Why I Wish I’d Kept My First Short Story

The purest writing I’ve ever done was my first short story, A Horse for Jenny, written at the age of seven in the white-hot pain of losing my dad to the land of divorce.

I call this writing pure because I knew instinctively–in the way that writers have always known such things–how to dissemble in the written word, for fiction must always be a lie told in order to illustrate a greater truth. And so I wrote a moving story about a girl my age who, more than anything in the world, yearned for a horse for her birthday, an obvious sublimation of my own searing desire to have what I could never have again: my dad and brothers returned to me whole and safe, and along with them, my authentic self, and the world right-side up once more.

In my story, Jenny did not get a horse. Her parents couldn’t afford one, any more than mine could afford what it would have cost them to attempt staying together “for the sake of the kids.”

That I turned to the writing of fiction to express my deepest heartache moves me in an inexplicable way. There is authenticity in what we naturally turn to creatively to express our deepest anguish. Also, in the act of writing, I was mimicking my father’s creativity, for he was an artist who expressed the joys and angst of life in charcoal, oils and pen and ink.

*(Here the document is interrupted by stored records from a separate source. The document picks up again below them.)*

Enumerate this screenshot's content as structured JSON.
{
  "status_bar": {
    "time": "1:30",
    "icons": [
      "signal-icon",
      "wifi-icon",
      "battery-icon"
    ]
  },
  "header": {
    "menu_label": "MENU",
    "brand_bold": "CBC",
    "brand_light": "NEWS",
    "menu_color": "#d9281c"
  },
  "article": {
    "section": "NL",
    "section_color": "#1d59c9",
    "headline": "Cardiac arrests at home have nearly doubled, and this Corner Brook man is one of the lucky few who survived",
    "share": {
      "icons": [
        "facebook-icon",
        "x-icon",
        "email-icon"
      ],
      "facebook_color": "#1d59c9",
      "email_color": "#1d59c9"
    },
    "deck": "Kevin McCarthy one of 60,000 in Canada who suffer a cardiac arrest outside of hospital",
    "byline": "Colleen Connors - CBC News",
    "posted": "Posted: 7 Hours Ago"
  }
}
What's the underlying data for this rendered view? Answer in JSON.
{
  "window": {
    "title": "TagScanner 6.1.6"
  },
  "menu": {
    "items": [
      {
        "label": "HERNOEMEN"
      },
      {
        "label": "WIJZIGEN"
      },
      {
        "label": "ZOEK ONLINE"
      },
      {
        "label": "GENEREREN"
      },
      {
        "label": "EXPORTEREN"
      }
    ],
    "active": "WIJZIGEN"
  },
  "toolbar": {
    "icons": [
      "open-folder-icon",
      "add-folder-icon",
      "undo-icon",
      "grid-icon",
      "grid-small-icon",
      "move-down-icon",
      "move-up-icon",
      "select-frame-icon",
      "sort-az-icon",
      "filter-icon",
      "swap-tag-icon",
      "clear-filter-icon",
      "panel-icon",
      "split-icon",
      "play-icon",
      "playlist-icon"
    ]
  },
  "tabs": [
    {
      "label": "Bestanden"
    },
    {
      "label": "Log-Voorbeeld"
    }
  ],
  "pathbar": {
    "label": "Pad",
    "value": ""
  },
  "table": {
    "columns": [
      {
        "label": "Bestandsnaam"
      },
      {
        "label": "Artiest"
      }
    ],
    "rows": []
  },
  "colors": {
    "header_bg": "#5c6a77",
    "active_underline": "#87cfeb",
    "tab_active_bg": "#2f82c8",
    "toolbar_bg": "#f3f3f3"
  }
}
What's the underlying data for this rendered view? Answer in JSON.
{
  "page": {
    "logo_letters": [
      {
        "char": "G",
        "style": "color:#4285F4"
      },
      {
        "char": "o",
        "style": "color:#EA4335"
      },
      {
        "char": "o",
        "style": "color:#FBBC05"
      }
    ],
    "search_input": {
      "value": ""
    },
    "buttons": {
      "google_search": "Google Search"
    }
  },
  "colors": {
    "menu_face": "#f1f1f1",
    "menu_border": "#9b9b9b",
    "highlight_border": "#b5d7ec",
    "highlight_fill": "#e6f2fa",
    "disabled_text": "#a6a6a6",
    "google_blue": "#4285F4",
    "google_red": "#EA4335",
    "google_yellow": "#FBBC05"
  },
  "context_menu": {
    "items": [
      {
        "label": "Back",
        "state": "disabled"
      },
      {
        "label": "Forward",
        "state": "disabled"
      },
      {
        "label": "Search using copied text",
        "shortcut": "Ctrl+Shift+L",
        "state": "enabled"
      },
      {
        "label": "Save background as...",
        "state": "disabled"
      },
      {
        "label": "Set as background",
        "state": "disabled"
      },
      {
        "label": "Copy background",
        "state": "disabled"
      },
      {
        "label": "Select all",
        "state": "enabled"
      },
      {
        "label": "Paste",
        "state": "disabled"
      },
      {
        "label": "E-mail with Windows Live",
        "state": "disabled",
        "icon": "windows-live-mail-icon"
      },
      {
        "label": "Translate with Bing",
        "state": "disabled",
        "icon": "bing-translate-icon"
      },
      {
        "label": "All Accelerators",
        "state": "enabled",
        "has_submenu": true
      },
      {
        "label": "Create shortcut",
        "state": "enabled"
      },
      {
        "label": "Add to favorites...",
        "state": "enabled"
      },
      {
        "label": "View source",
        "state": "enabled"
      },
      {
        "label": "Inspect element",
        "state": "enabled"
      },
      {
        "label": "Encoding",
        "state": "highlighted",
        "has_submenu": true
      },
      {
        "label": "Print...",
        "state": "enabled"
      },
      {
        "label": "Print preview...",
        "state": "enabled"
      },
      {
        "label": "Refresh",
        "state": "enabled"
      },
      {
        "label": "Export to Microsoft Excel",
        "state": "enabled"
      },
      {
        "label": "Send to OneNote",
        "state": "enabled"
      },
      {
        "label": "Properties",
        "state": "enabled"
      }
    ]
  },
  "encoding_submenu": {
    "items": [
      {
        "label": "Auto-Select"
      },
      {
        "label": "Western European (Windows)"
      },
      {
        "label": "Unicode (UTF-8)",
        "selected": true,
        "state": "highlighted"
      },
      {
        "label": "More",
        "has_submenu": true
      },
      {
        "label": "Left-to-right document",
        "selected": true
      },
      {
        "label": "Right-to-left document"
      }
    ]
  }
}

I wish I’d kept my first short story for all that it reveals of that one moment in time when I felt the newborn conviction of my emerging writing self. The deliciousness of holding in my hand my first completed story, full of my heart’s passion, was a never-to-be-repeated miracle that contained the seed (hidden in the deep soil of my heart) for every story I will ever create.